Norec were proud to invite participants to their very first exchange course in Førde. It may have been the first, but is sure not to be the last.

“It’s great to have an exchange course here in Førde. We get to see Norec’s offices and meet the programme advisors. That’s important,” says Vuyani Mukandi.

He is taking part on the course via the Field Band Foundation, and is due to go on exchange next year, visiting the Norwegian brass band association NMF in Bergen. Together with 21 participants from South Africa, Tanzania and Norway, he attended the exchange course in Førde in September.

All participants taking part on an exchange via Norec have to complete an exchange course, preparing them for living and working in a new cultural context. On the course, they gain an insight into Norec’s exchange model, obligations and responsibilities, ethical conduct and cultural understanding, among other subjects.

Important lessons

Vuyandi Mukandi explains how the visit to Førde had an extra dimension, as the participants were able to take part in different activities in the evenings.

“On the exchange course, we learned a lot about things we need to know when we go on exchange. We also had a lot of great experiences and activities in addition to the course,” he says.

Mette Dahl Hanssen (24) from Porsgrunn is going on exchange for the NMF and will be visiting the Field Band Foundation in Johannesburg, South Africa, next year. She agrees with Vuyandi’s views about being able to take the course in Førde.

“It’s a great idea to have the exchange course in Førde. I think it’s important for people going on exchange to have a relationship with Norec and learn more about Norec’s role in the project. It’s particularly important to meet and have conversations with the programme advisors, who will be our contact persons,” she says.

She is full of praise for the instructors who held the exchange course at Norec, and feels she is now fully prepared for the year ahead.

“It was particularly valuable to learn about cultural differences and what they imply,” she explains.

Providing greater flexibility

Norec made a conscious decision to arrange the autumn exchange course in Førde.

“We try to find locations for courses so that the participants have minimum travel. If we are going to arrange courses in Norway, we might as well have them here in Førde, instead of Gardermoen or Bergen, for example,” says Øystein Garfors, Head of Section ─ Training.

Organising courses in the town where Norec has its offices provides greater flexibility and access to course-related resources.

“We can make use of more of our personnel, utilise even more of our in-house expertise, and it allows the participants to see where we work and meet all the people who work here,” he says.

Plan to have more courses in Førde

He goes on to explain how having the courses locally allows them to entertain the participants with exciting activities in Førde and the surrounding area, when they are not working on the course.

“We get to show them the very best of West Norway when it comes to landscapes, and they can enjoy all the great things Førde and the area can offer,” he says.
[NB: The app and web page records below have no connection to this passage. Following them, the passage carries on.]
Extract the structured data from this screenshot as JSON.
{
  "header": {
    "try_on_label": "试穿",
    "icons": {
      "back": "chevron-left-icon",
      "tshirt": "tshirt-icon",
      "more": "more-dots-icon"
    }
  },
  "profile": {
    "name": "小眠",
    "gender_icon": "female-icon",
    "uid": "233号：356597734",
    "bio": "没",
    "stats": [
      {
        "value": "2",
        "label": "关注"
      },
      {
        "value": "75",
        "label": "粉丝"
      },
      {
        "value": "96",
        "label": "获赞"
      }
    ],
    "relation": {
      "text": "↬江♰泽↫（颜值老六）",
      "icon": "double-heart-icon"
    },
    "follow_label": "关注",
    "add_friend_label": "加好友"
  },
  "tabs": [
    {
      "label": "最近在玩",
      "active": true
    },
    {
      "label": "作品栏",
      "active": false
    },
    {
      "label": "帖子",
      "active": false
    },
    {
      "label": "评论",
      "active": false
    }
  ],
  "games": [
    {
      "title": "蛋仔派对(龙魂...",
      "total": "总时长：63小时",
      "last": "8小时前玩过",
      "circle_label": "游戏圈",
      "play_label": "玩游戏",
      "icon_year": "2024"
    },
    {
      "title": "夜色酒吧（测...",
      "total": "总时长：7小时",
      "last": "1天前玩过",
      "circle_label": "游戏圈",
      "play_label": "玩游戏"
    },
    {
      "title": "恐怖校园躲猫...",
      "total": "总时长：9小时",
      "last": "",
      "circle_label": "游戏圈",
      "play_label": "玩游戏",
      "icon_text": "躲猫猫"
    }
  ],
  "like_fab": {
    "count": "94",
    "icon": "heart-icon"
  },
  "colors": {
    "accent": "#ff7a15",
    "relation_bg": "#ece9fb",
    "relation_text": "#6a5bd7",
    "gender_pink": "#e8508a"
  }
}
Among the activities for the 22 participants was a visit to Fjærland where they went canoeing on the fjord. They also visited the Glacier Museum in Fjærland to learn about climate change. Another activity during the week-long course was a visit to the Western Norway University of Applied Sciences.

“In terms of content, our courses are even better when we organise them here in Førde, so we plan to continue with this when possible,” concludes Øystein Garfors.